» **What to do**
Make an exact copy of all the records that follow, apart from the pictures.

» **Data section**
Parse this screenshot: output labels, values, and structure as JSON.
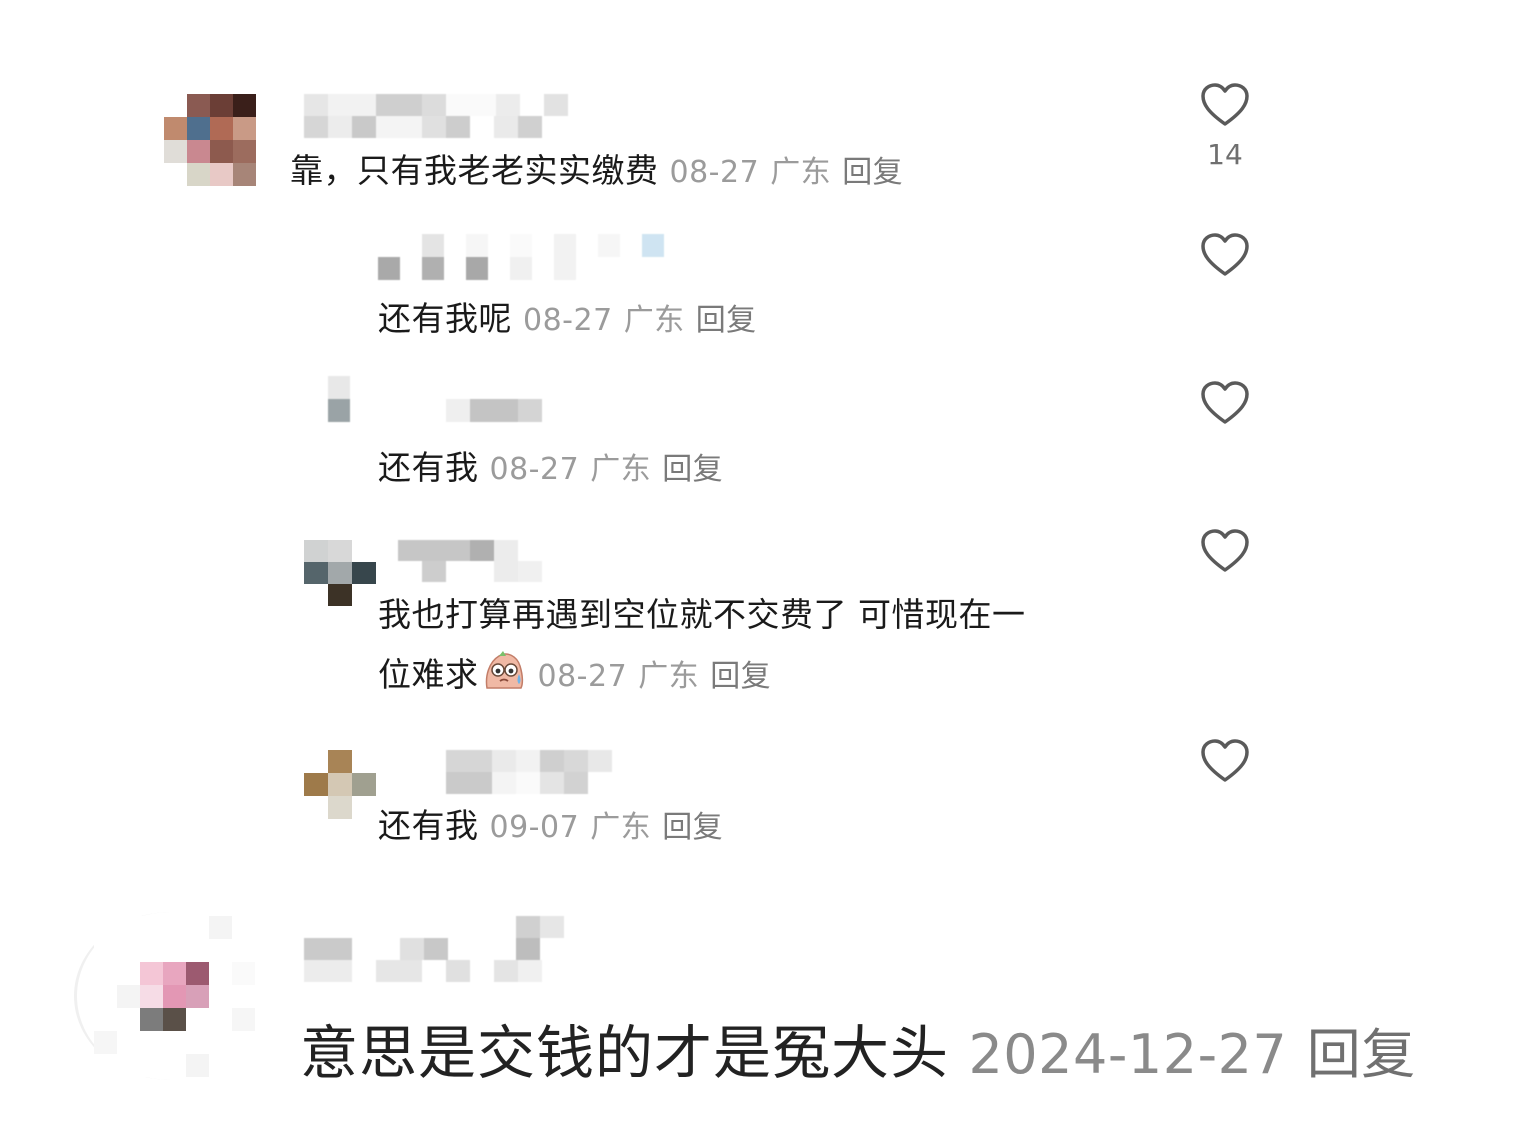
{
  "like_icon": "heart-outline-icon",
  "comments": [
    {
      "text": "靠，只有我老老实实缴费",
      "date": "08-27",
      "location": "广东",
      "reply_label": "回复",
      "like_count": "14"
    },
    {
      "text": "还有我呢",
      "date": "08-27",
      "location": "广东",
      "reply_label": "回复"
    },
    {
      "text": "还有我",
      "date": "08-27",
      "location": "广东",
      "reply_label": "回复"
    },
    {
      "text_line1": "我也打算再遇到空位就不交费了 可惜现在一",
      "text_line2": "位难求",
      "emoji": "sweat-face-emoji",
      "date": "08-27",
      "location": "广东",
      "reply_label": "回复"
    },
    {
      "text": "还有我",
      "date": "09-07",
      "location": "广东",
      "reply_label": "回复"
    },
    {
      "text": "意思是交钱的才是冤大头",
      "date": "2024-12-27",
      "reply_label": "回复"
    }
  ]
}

» **Response for this exercise**
Parse this screenshot: output labels, values, and structure as JSON.
{
  "like_icon": "heart-outline-icon",
  "comments": [
    {
      "text": "靠，只有我老老实实缴费",
      "date": "08-27",
      "location": "广东",
      "reply_label": "回复",
      "like_count": "14"
    },
    {
      "text": "还有我呢",
      "date": "08-27",
      "location": "广东",
      "reply_label": "回复"
    },
    {
      "text": "还有我",
      "date": "08-27",
      "location": "广东",
      "reply_label": "回复"
    },
    {
      "text_line1": "我也打算再遇到空位就不交费了 可惜现在一",
      "text_line2": "位难求",
      "emoji": "sweat-face-emoji",
      "date": "08-27",
      "location": "广东",
      "reply_label": "回复"
    },
    {
      "text": "还有我",
      "date": "09-07",
      "location": "广东",
      "reply_label": "回复"
    },
    {
      "text": "意思是交钱的才是冤大头",
      "date": "2024-12-27",
      "reply_label": "回复"
    }
  ]
}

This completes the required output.